Way of the World
Artist B. Lynch
Welcome to a world in miniature, yet a world as full, resplendent, and flawed as our own. Here, in two and three dimensions, represented by expressive figurines and their trappings, Society churns along: Red, with its professed and expressed nobility and power, bumps up against Grey, with its own comparatively bland, yet functional and equally vital culture.
The theatrical settings these players inhabit – some ephemeral and some pronounced – invite us to witness stories of abundance for some, exclusion for others. Luxury and style signify the Red social stratum, plain clothes and work tools for the Grey. Yet, look closely.
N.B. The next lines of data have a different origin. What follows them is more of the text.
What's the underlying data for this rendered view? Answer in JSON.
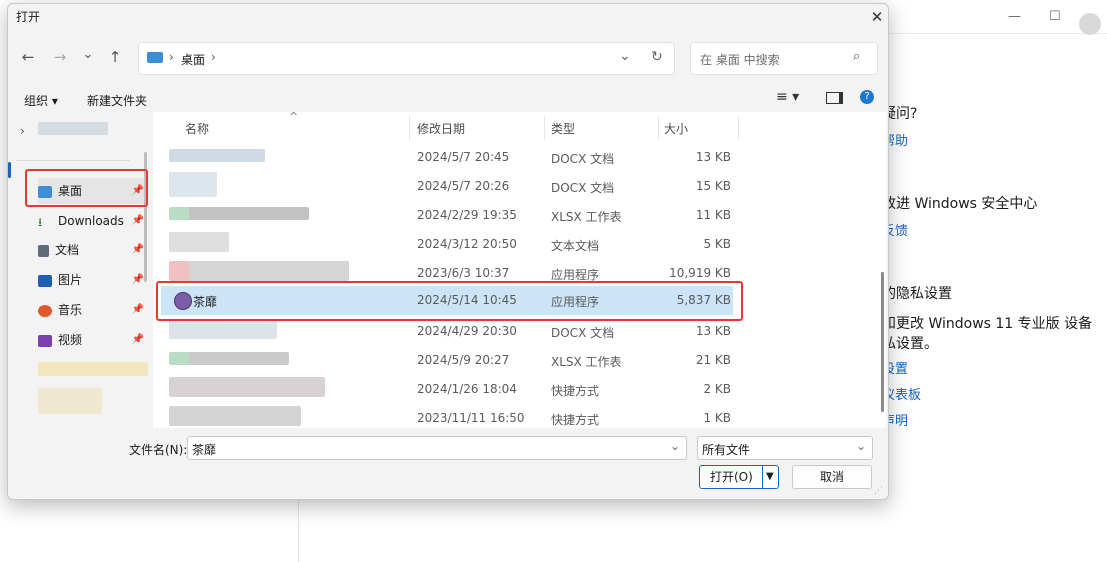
{
  "background_window": {
    "title_buttons": [
      "—",
      "☐"
    ],
    "text1": "疑问?",
    "link1": "帮助",
    "text2": "改进 Windows 安全中心",
    "link2": "反馈",
    "text3": "的隐私设置",
    "text4": "和更改 Windows 11 专业版 设备",
    "text5": "私设置。",
    "link3": "设置",
    "link4": "仪表板",
    "link5": "声明"
  },
  "dialog": {
    "title": "打开",
    "close": "✕",
    "nav": {
      "back": "←",
      "forward": "→",
      "down": "⌄",
      "up": "↑"
    },
    "address": {
      "segments": [
        "桌面"
      ],
      "sep": "›"
    },
    "search": {
      "placeholder": "在 桌面 中搜索"
    },
    "toolbar": {
      "organize": "组织 ▾",
      "new_folder": "新建文件夹"
    },
    "sidebar": {
      "items": [
        {
          "label": "桌面",
          "icon": "desktop-icon",
          "color": "#3c8fd6"
        },
        {
          "label": "Downloads",
          "icon": "download-icon",
          "color": "#2e7d32"
        },
        {
          "label": "文档",
          "icon": "document-icon",
          "color": "#5f6b7a"
        },
        {
          "label": "图片",
          "icon": "picture-icon",
          "color": "#1e5fb3"
        },
        {
          "label": "音乐",
          "icon": "music-icon",
          "color": "#e2572b"
        },
        {
          "label": "视频",
          "icon": "video-icon",
          "color": "#7b3fb0"
        }
      ]
    },
    "columns": {
      "name": "名称",
      "date": "修改日期",
      "type": "类型",
      "size": "大小"
    },
    "files": [
      {
        "name": "",
        "date": "2024/5/7 20:45",
        "type": "DOCX 文档",
        "size": "13 KB"
      },
      {
        "name": "",
        "date": "2024/5/7 20:26",
        "type": "DOCX 文档",
        "size": "15 KB"
      },
      {
        "name": "",
        "date": "2024/2/29 19:35",
        "type": "XLSX 工作表",
        "size": "11 KB"
      },
      {
        "name": "",
        "date": "2024/3/12 20:50",
        "type": "文本文档",
        "size": "5 KB"
      },
      {
        "name": "",
        "date": "2023/6/3 10:37",
        "type": "应用程序",
        "size": "10,919 KB"
      },
      {
        "name": "茶靡",
        "date": "2024/5/14 10:45",
        "type": "应用程序",
        "size": "5,837 KB"
      },
      {
        "name": "",
        "date": "2024/4/29 20:30",
        "type": "DOCX 文档",
        "size": "13 KB"
      },
      {
        "name": "",
        "date": "2024/5/9 20:27",
        "type": "XLSX 工作表",
        "size": "21 KB"
      },
      {
        "name": "",
        "date": "2024/1/26 18:04",
        "type": "快捷方式",
        "size": "2 KB"
      },
      {
        "name": "",
        "date": "2023/11/11 16:50",
        "type": "快捷方式",
        "size": "1 KB"
      }
    ],
    "filename_label": "文件名(N):",
    "filename_value": "茶靡",
    "filetype_value": "所有文件",
    "open_button": "打开(O)",
    "cancel_button": "取消"
  }
}
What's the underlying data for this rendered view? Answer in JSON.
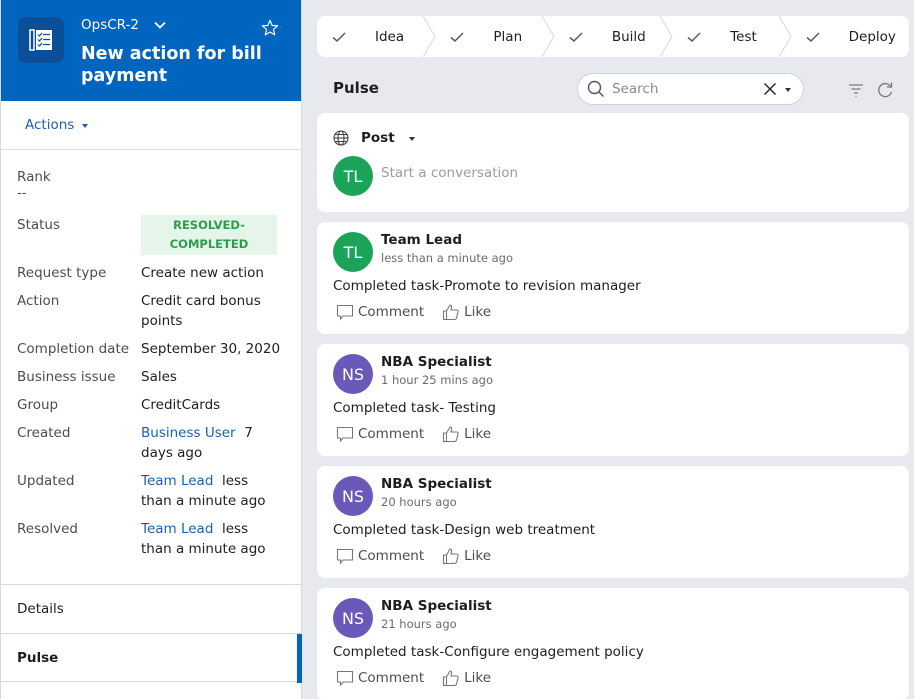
{
  "case": {
    "id": "OpsCR-2",
    "title": "New action for bill payment",
    "actions_label": "Actions"
  },
  "details": {
    "rank_label": "Rank",
    "rank_value": "--",
    "fields": [
      {
        "label": "Status",
        "value": "RESOLVED-COMPLETED"
      },
      {
        "label": "Request type",
        "value": "Create new action"
      },
      {
        "label": "Action",
        "value": "Credit card bonus points"
      },
      {
        "label": "Completion date",
        "value": "September 30, 2020"
      },
      {
        "label": "Business issue",
        "value": "Sales"
      },
      {
        "label": "Group",
        "value": "CreditCards"
      },
      {
        "label": "Created",
        "link": "Business User",
        "value": "7 days ago"
      },
      {
        "label": "Updated",
        "link": "Team Lead",
        "value": "less than a minute ago"
      },
      {
        "label": "Resolved",
        "link": "Team Lead",
        "value": "less than a minute ago"
      }
    ],
    "status_line1": "RESOLVED-",
    "status_line2": "COMPLETED"
  },
  "left_tabs": [
    {
      "label": "Details",
      "active": false
    },
    {
      "label": "Pulse",
      "active": true
    }
  ],
  "stages": [
    {
      "label": "Idea",
      "icon": "check-icon"
    },
    {
      "label": "Plan",
      "icon": "check-icon"
    },
    {
      "label": "Build",
      "icon": "check-icon"
    },
    {
      "label": "Test",
      "icon": "check-icon"
    },
    {
      "label": "Deploy",
      "icon": "check-icon"
    }
  ],
  "pulse": {
    "title": "Pulse",
    "search_placeholder": "Search",
    "composer": {
      "post_label": "Post",
      "avatar_initials": "TL",
      "placeholder": "Start a conversation"
    },
    "comment_label": "Comment",
    "like_label": "Like",
    "feed": [
      {
        "author": "Team Lead",
        "initials": "TL",
        "color": "#1ba35a",
        "time": "less than a minute ago",
        "message": "Completed task-Promote to revision manager"
      },
      {
        "author": "NBA Specialist",
        "initials": "NS",
        "color": "#6a59b8",
        "time": "1 hour 25 mins ago",
        "message": "Completed task- Testing"
      },
      {
        "author": "NBA Specialist",
        "initials": "NS",
        "color": "#6a59b8",
        "time": "20 hours ago",
        "message": "Completed task-Design web treatment"
      },
      {
        "author": "NBA Specialist",
        "initials": "NS",
        "color": "#6a59b8",
        "time": "21 hours ago",
        "message": "Completed task-Configure engagement policy"
      }
    ]
  },
  "colors": {
    "header_blue": "#0065bf",
    "link_blue": "#1f5fa8",
    "status_green": "#2e9c4e",
    "status_bg": "#e5f5e9"
  }
}
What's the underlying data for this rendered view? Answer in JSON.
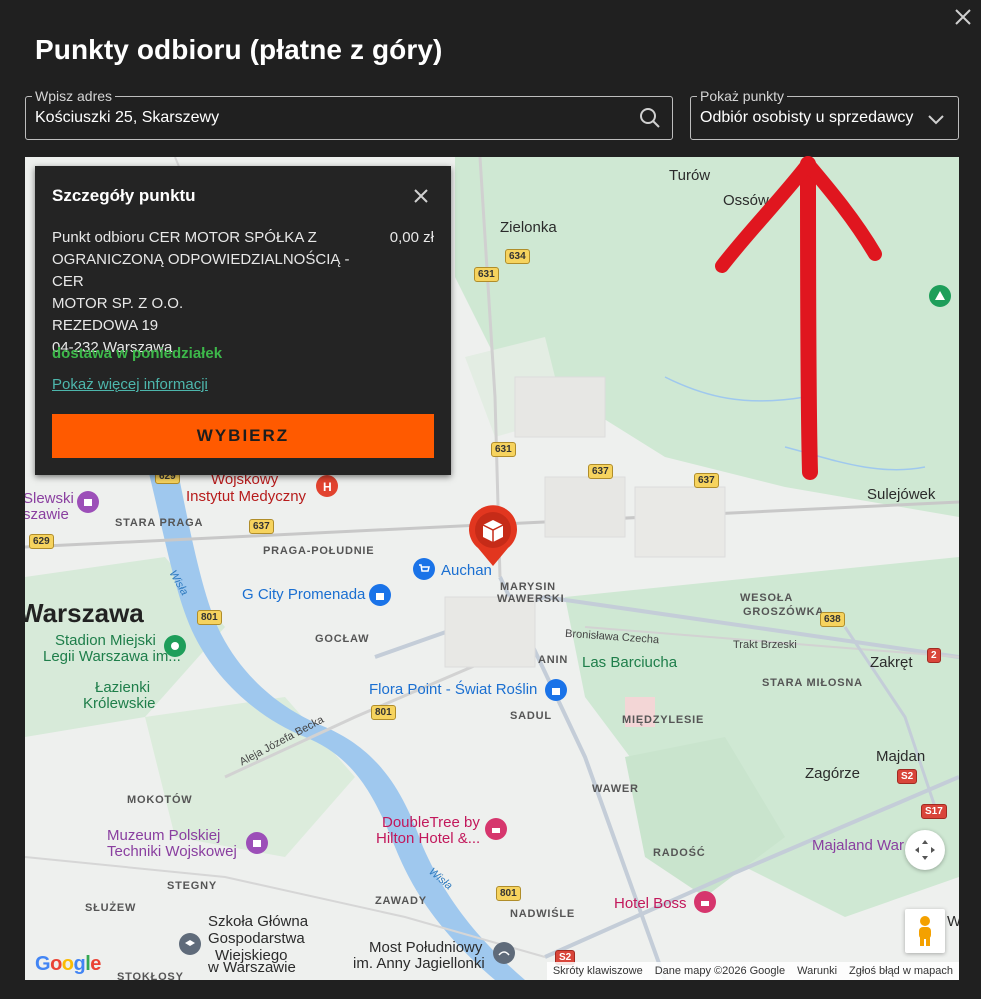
{
  "modal": {
    "title": "Punkty odbioru (płatne z góry)",
    "close_icon": "close-icon"
  },
  "address": {
    "legend": "Wpisz adres",
    "value": "Kościuszki 25, Skarszewy",
    "icon": "search-icon"
  },
  "points_filter": {
    "legend": "Pokaż punkty",
    "selected": "Odbiór osobisty u sprzedawcy",
    "icon": "chevron-down-icon"
  },
  "popup": {
    "title": "Szczegóły punktu",
    "lines": [
      "Punkt odbioru CER MOTOR SPÓŁKA Z",
      "OGRANICZONĄ ODPOWIEDZIALNOŚCIĄ - CER",
      "MOTOR SP. Z O.O.",
      "REZEDOWA 19",
      "04-232 Warszawa"
    ],
    "price": "0,00 zł",
    "delivery": "dostawa w poniedziałek",
    "more_link": "Pokaż więcej informacji",
    "select_button": "WYBIERZ"
  },
  "map": {
    "labels": {
      "turow": "Turów",
      "osso": "Ossów",
      "zielonka": "Zielonka",
      "sulejowek": "Sulejówek",
      "warszawa": "Warszawa",
      "stara_praga": "STARA PRAGA",
      "praga_poludnie": "PRAGA-POŁUDNIE",
      "goclaw": "GOCŁAW",
      "marysin": "MARYSIN",
      "wawerski": "WAWERSKI",
      "anin": "ANIN",
      "sadul": "SADUL",
      "miedzylesie": "MIĘDZYLESIE",
      "wesola": "WESOŁA",
      "groszowka": "GROSZÓWKA",
      "stara_milosna": "STARA MIŁOSNA",
      "zakret": "Zakręt",
      "majdan": "Majdan",
      "zagorze": "Zagórze",
      "wawer": "WAWER",
      "mokotow": "MOKOTÓW",
      "stegny": "STEGNY",
      "sluzew": "SŁUŻEW",
      "zawady": "ZAWADY",
      "nadwisle": "NADWIŚLE",
      "radosc": "RADOŚĆ",
      "stokłosy": "STOKŁOSY",
      "las_barciucha": "Las Barciucha",
      "wisla1": "Wisła",
      "wisla2": "Wisła",
      "bronislawa": "Bronisława Czecha",
      "trakt": "Trakt Brzeski",
      "becka": "Aleja Józefa Becka",
      "wojskowy1": "Wojskowy",
      "wojskowy2": "Instytut Medyczny",
      "slewski1": "Slewski",
      "slewski2": "szawie",
      "stadion1": "Stadion Miejski",
      "stadion2": "Legii Warszawa im...",
      "lazienki1": "Łazienki",
      "lazienki2": "Królewskie",
      "auchan": "Auchan",
      "gcity": "G City Promenada",
      "flora": "Flora Point - Świat Roślin",
      "muzeum1": "Muzeum Polskiej",
      "muzeum2": "Techniki Wojskowej",
      "doubletree1": "DoubleTree by",
      "doubletree2": "Hilton Hotel &...",
      "hotelboss": "Hotel Boss",
      "sggw1": "Szkoła Główna",
      "sggw2": "Gospodarstwa",
      "sggw3": "Wiejskiego",
      "sggw4": "w Warszawie",
      "most1": "Most Południowy",
      "most2": "im. Anny Jagiellonki",
      "majaland": "Majaland War",
      "wis": "Wis"
    },
    "shields": {
      "r631a": "631",
      "r634": "634",
      "r631b": "631",
      "r637a": "637",
      "r637b": "637",
      "r637c": "637",
      "r629a": "629",
      "r629b": "629",
      "r801a": "801",
      "r801b": "801",
      "r801c": "801",
      "r638": "638",
      "r2": "2",
      "s2a": "S2",
      "s2b": "S2",
      "s17": "S17"
    },
    "google": "Google",
    "attribution": {
      "shortcuts": "Skróty klawiszowe",
      "data": "Dane mapy ©2026 Google",
      "terms": "Warunki",
      "report": "Zgłoś błąd w mapach"
    }
  },
  "colors": {
    "accent": "#ff5a00",
    "delivery": "#3db84a",
    "link": "#4db6ac",
    "modal_bg": "#202020",
    "annotation": "#e0161f"
  }
}
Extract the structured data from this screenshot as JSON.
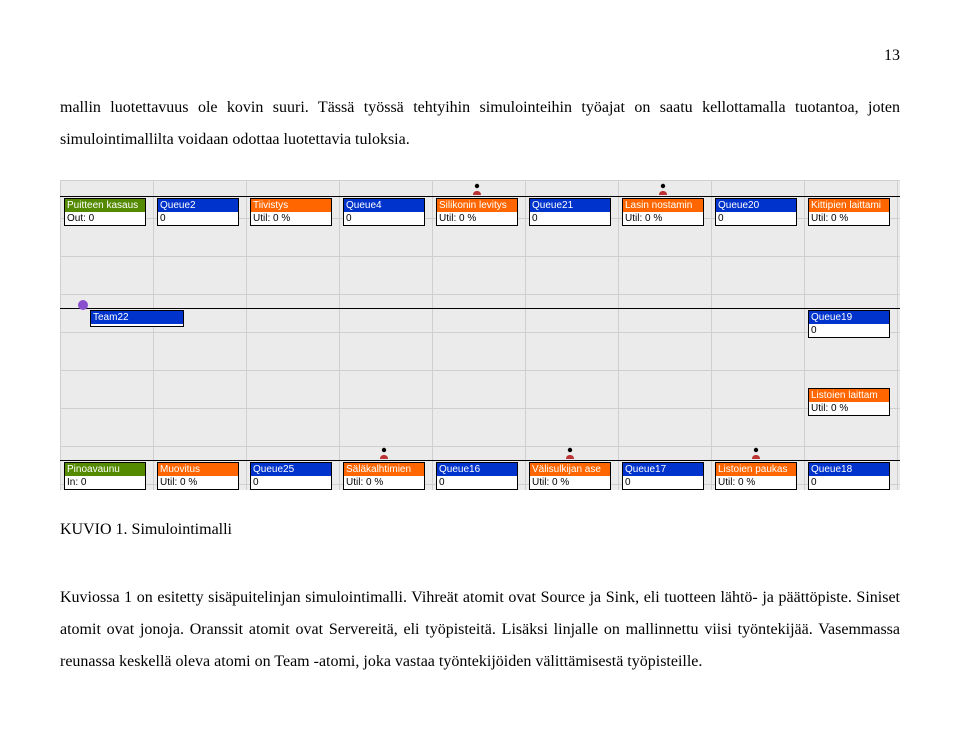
{
  "pageNumber": "13",
  "para1": "mallin luotettavuus ole kovin suuri. Tässä työssä tehtyihin simulointeihin työajat on saatu kellottamalla tuotantoa, joten simulointimallilta voidaan odottaa luotettavia tuloksia.",
  "caption": "KUVIO 1. Simulointimalli",
  "para2": "Kuviossa 1 on esitetty sisäpuitelinjan simulointimalli. Vihreät atomit ovat Source ja Sink, eli tuotteen lähtö- ja päättöpiste. Siniset atomit ovat jonoja. Oranssit atomit ovat Servereitä, eli työpisteitä. Lisäksi linjalle on mallinnettu viisi työntekijää. Vasemmassa reunassa keskellä oleva atomi on Team -atomi, joka vastaa työntekijöiden välittämisestä työpisteille.",
  "atoms": {
    "r1": {
      "a": {
        "label": "Puitteen kasaus",
        "stat": "Out: 0"
      },
      "b": {
        "label": "Queue2",
        "stat": "0"
      },
      "c": {
        "label": "Tiivistys",
        "stat": "Util: 0 %"
      },
      "d": {
        "label": "Queue4",
        "stat": "0"
      },
      "e": {
        "label": "Silikonin levitys",
        "stat": "Util: 0 %"
      },
      "f": {
        "label": "Queue21",
        "stat": "0"
      },
      "g": {
        "label": "Lasin nostamin",
        "stat": "Util: 0 %"
      },
      "h": {
        "label": "Queue20",
        "stat": "0"
      },
      "i": {
        "label": "Kittipien laittami",
        "stat": "Util: 0 %"
      }
    },
    "team": {
      "label": "Team22",
      "stat": ""
    },
    "q19": {
      "label": "Queue19",
      "stat": "0"
    },
    "listlait": {
      "label": "Listoien laittam",
      "stat": "Util: 0 %"
    },
    "r3": {
      "a": {
        "label": "Pinoavaunu",
        "stat": "In: 0"
      },
      "b": {
        "label": "Muovitus",
        "stat": "Util: 0 %"
      },
      "c": {
        "label": "Queue25",
        "stat": "0"
      },
      "d": {
        "label": "Säläkalhtimien",
        "stat": "Util: 0 %"
      },
      "e": {
        "label": "Queue16",
        "stat": "0"
      },
      "f": {
        "label": "Välisulkijan ase",
        "stat": "Util: 0 %"
      },
      "g": {
        "label": "Queue17",
        "stat": "0"
      },
      "h": {
        "label": "Listoien paukas",
        "stat": "Util: 0 %"
      },
      "i": {
        "label": "Queue18",
        "stat": "0"
      }
    }
  }
}
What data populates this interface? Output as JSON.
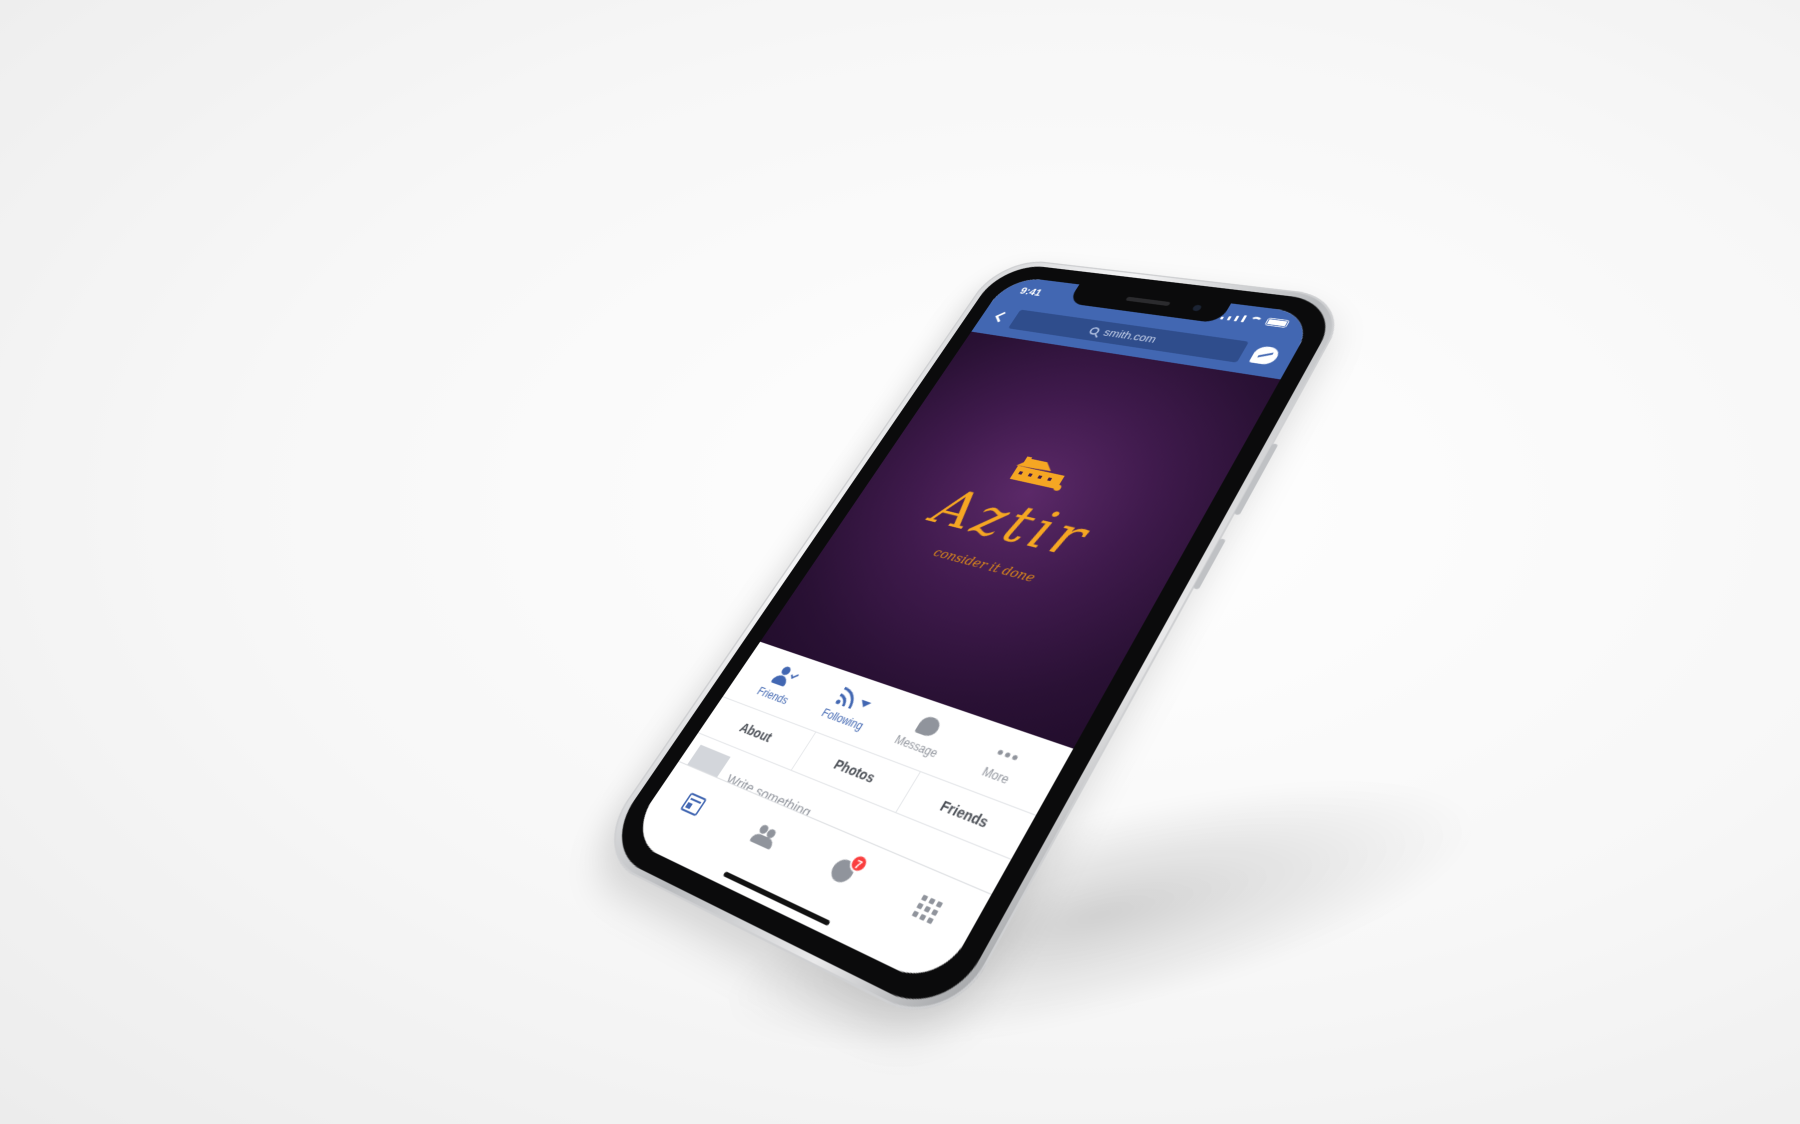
{
  "status_bar": {
    "time": "9:41"
  },
  "nav": {
    "search_text": "smith.com"
  },
  "cover": {
    "brand_name": "Aztir",
    "tagline": "consider it done",
    "background_color": "#3f1a4c",
    "accent_color": "#f5a623",
    "logo_icon": "house-logo-icon"
  },
  "actions": {
    "friends": {
      "label": "Friends",
      "icon": "friends-check-icon"
    },
    "following": {
      "label": "Following",
      "icon": "rss-follow-icon"
    },
    "message": {
      "label": "Message",
      "icon": "messenger-icon"
    },
    "more": {
      "label": "More",
      "icon": "more-dots-icon"
    }
  },
  "tabs": [
    {
      "label": "About"
    },
    {
      "label": "Photos"
    },
    {
      "label": "Friends"
    }
  ],
  "composer": {
    "placeholder": "Write something..."
  },
  "bottom_nav": {
    "items": [
      {
        "icon": "news-feed-icon",
        "active": true
      },
      {
        "icon": "friend-requests-icon",
        "active": false
      },
      {
        "icon": "notifications-globe-icon",
        "active": false,
        "badge": "7"
      },
      {
        "icon": "menu-grid-icon",
        "active": false
      }
    ]
  },
  "theme": {
    "brand_blue": "#4267b2",
    "badge_red": "#fa3e3e"
  }
}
While there may be a marked hierarchy in these various scenes, there are occasions to witness and, just as in the “real world,” ask questions about that with which we are confronted: why these separations between the two groups? How did this happen? What will happen next?
Time and place are skewed here. The artist has stated that “the 18th century, with its push-and-pull between the ideas of the Enlightenment while wealth was acquired on the backs of slaves is an apt stand-in for our own time.” Yet she tempers this statement by further allowing that “our obsession with the trappings of wealth and the spectacle of the famous is reminiscent of any age one chooses in history.”
Place is vague and variable as well, only hinted at, really – yet recognizable enough for us to identify contexts of which we are aware; which we see every day. We are presented with no less than the Human Condition, here in this space, and by ready extension outside these gallery walls.
“My miniature and elaborate world of the Reds and the Greys asks questions but leaves the viewer to ponder answers,” the artist states. A pretty big idea fleshed out with such humble means: paper, wire, paint, and handiwork from an artist committed to materials that reflect content. What a world she has imagined and populated and invited us into! We are invited to discover and explore this world of familiar references, investigating from a safe distance of scale, yet knowing certain scenarios perhaps too well, or perhaps not at all.
What do you see here? What questions will you ask – of yourself and your own world – and what answers might you seek? We invite you to become part of this exhibition by participating in our “Big Blog” wall towards the back of the Gallery, where there are ways for you to add your own contributions. Feel free to respond to any ‘world’: the one of Red and Grey, or the full colors of those which populate this Big Blue Marble in space and time.
Wes LaFountain, ‘69
Interim Director & Curator Lamont Gallery Phillips Exeter Academy